Learning for the Long Run
Today's world is entirely different than the one in which I was born. For context, I'm only 20 years old. Among all the advances in science and technology occurring every day are incredible advances in education and child development. We know more now than ever before about how the brain works and how that translates to learning. The research is quite clear: there are many types of learners, and the most effective ways of teaching convey the information in a variety of formats. Lessons that are engaging, interactive, and creative are best for knowledge retention.
One of my most memorable learning experiences was an 8th grade World History unit in which we researched and took on roles in a mock trial for Joan of Arc. Instead of reading a chapter in a book and answering quiz questions, we each prepared a series of statements to reevaluate the court's sentence in a modern context. Cast as Joan herself, I was quite relieved to be found "not guilty," but the real takeaway is found in the overarching lessons from this activity.

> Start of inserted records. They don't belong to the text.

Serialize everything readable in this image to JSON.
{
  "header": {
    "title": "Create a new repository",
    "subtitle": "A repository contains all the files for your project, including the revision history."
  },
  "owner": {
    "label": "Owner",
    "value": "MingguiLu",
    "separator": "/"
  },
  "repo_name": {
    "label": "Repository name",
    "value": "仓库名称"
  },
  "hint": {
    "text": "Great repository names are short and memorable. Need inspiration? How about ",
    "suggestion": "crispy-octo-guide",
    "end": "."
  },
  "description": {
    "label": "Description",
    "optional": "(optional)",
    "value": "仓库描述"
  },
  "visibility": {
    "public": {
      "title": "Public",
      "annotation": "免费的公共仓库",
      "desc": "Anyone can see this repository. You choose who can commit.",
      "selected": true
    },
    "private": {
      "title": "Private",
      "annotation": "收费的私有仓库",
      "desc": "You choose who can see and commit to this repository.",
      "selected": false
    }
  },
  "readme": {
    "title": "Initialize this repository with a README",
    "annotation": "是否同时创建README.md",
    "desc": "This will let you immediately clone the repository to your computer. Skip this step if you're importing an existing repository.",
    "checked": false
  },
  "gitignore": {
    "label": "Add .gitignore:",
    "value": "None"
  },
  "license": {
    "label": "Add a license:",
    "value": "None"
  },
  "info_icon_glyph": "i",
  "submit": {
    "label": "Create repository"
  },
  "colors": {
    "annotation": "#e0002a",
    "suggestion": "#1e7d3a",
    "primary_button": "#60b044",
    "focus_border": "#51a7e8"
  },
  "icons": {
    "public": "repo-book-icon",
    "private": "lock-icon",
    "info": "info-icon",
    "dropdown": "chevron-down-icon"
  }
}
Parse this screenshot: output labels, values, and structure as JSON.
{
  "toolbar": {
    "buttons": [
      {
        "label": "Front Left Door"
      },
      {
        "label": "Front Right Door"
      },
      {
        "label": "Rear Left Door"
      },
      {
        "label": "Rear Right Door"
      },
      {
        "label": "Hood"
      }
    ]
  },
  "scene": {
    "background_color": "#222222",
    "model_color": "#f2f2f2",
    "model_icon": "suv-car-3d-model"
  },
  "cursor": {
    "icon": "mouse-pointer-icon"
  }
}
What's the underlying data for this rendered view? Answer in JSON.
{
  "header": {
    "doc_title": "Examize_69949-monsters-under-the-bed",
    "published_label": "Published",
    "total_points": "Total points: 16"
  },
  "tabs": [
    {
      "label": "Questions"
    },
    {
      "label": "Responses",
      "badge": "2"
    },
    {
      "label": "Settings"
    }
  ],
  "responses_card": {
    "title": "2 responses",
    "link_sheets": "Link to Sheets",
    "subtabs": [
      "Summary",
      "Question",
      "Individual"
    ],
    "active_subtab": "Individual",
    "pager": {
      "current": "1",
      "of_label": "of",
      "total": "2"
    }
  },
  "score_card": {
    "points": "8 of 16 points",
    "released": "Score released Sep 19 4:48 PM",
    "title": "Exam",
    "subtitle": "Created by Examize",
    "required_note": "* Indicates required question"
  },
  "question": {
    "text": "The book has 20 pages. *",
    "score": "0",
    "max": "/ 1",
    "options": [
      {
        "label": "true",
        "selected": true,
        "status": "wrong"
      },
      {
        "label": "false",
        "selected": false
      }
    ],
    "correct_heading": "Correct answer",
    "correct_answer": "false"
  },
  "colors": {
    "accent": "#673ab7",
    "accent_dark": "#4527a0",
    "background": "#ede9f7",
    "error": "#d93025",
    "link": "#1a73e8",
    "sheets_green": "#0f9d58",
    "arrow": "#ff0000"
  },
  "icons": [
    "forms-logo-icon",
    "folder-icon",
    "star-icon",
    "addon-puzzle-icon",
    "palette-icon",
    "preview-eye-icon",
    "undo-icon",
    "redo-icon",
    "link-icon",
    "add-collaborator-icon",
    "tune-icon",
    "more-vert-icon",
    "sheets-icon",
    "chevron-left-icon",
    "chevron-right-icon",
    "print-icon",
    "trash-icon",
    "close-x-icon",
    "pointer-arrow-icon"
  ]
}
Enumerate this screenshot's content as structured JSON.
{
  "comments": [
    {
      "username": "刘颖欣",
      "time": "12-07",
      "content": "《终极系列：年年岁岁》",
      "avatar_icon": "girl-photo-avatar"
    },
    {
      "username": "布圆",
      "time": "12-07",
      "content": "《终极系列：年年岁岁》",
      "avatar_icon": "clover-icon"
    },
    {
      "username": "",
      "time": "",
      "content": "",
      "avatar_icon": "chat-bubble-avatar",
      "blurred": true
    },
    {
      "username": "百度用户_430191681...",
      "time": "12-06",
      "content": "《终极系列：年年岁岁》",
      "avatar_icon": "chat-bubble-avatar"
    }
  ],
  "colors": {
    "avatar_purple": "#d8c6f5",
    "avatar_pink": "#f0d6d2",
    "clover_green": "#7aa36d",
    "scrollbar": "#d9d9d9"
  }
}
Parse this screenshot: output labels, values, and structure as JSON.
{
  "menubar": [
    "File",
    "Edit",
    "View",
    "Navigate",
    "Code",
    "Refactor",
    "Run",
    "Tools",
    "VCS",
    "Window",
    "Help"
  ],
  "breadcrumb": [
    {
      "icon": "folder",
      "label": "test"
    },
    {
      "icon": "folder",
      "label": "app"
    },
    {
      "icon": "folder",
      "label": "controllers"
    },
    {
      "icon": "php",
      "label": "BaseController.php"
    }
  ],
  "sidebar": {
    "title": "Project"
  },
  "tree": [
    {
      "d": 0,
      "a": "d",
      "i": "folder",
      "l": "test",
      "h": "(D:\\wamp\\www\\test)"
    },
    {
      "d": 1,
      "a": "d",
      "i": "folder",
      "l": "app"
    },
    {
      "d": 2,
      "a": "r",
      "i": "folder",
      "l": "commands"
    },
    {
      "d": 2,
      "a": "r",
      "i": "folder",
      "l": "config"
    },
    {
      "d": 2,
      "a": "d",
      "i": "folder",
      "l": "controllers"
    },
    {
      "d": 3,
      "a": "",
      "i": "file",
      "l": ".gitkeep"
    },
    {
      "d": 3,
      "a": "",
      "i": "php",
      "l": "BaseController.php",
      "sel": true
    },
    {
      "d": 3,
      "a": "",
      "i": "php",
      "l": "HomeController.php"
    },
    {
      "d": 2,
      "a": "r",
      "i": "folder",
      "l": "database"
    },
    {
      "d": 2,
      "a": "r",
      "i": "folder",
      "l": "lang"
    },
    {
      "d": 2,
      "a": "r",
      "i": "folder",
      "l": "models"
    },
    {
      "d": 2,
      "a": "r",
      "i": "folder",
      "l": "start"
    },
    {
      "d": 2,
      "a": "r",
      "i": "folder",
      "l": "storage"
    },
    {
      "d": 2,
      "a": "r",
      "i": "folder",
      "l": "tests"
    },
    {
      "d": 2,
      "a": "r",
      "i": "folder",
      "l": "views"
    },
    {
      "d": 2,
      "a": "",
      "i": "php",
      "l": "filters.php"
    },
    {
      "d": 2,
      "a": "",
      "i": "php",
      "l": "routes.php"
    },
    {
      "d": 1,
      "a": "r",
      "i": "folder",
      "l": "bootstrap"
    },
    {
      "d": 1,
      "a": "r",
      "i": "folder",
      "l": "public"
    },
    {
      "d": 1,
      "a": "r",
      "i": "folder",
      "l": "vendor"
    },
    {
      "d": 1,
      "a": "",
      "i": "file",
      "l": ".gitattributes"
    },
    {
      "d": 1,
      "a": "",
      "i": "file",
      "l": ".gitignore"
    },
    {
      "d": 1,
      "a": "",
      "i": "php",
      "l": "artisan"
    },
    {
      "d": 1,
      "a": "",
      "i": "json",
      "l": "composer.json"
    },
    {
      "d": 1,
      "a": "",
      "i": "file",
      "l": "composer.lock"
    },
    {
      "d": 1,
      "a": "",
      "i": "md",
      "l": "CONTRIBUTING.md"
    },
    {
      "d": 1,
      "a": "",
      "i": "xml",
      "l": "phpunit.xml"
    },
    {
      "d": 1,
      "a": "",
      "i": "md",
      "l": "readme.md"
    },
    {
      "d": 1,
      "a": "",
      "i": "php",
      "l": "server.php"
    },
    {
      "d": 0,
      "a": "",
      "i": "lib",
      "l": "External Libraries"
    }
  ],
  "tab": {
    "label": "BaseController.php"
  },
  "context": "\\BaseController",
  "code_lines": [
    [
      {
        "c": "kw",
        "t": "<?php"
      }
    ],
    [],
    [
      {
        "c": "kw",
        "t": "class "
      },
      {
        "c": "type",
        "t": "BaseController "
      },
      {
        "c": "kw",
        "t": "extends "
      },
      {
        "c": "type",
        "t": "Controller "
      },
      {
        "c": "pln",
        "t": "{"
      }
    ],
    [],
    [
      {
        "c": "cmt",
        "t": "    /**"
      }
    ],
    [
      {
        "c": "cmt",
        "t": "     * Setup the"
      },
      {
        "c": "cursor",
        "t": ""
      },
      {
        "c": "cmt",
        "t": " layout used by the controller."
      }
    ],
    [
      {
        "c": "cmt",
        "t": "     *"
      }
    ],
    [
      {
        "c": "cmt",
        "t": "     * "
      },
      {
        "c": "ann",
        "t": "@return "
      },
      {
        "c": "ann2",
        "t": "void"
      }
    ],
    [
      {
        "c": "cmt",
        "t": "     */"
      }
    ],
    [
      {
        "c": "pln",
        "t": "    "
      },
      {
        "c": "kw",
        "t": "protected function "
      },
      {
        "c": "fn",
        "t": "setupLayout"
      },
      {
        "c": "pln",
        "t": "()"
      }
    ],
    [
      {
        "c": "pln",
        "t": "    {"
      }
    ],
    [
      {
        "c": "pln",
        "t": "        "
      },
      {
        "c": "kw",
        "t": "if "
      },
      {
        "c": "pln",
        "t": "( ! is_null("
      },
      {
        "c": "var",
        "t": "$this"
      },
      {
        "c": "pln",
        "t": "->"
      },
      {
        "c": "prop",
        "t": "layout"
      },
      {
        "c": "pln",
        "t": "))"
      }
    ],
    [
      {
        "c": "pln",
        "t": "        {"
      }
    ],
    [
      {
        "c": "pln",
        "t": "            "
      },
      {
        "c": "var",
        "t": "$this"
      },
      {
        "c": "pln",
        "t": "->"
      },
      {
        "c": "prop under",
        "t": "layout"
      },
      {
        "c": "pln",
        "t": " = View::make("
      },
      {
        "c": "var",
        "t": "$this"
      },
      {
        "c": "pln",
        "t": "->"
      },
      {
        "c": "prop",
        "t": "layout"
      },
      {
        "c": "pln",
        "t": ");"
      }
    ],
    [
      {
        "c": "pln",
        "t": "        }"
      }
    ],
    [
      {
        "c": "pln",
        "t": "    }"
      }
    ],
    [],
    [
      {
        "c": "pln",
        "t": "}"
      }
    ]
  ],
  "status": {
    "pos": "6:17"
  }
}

Instead of being spoon-fed information, we were tasked with independent research and analysis. This taught us about critical thinking, research techniques, and the importance of peer collaboration—all skills which we undoubtedly use in a variety of contexts to this day. The true value of this type of learning experience lies not so much in the factual knowledge, important though it is, but rather in the developmental themes and skills that go beyond the individual lesson. Now, six years after that project, I admittedly do not remember the names of all of the historical figures involved in the trial, but I am definitely still doing research, analyzing primary source documents, and collaborating with my peers and coworkers.
The importance of engagement goes far beyond the K–12 level—it is imperative in higher education as well. In fact, I would argue that the need for real-world experiences becomes even more crucial with age and advancement in school levels. Being ostensibly two years away from joining the working world full time (a simultaneously exciting and alarming thought), I know that I find the most value in my classes that bring real-world issues into the classroom or the lecture hall. When structured properly, the classroom can be an interactive laboratory—sometimes literally—in which to test out the famed 21st century skills.
When a lesson has importance and meaning beyond the classroom, it becomes memorable—even if it is not necessarily realistic. The odds of the Egyptian government asking college students to rewrite their constitution, as we did in groups during one of my seminars last spring, are probably quite slim. Regardless, my peers and I felt that what we gained from that lesson was important, because it was current, relevant, and challenged us to go beyond the textbook.
The common theme between these two very different experiences is the merging of intellectual challenge in context with skills that are relevant in the long term. It seems to me that this is the winning combination—and one that is largely in line with the aims of the whole child approach to education. This is what will encourage all learners as they continue their education journeys and prepare to become actively engaged in their careers and communities.
Elyssa Greenberg is a rising junior at George Washington University in Washington, D.C. She is studying International Development and Global Public Health in hopes of working in the field of maternal and child health or early education. She aspires to one day work internationally with UNICEF or a like-minded organization. This summer, she has been interning at ASCD with Whole Child Programs.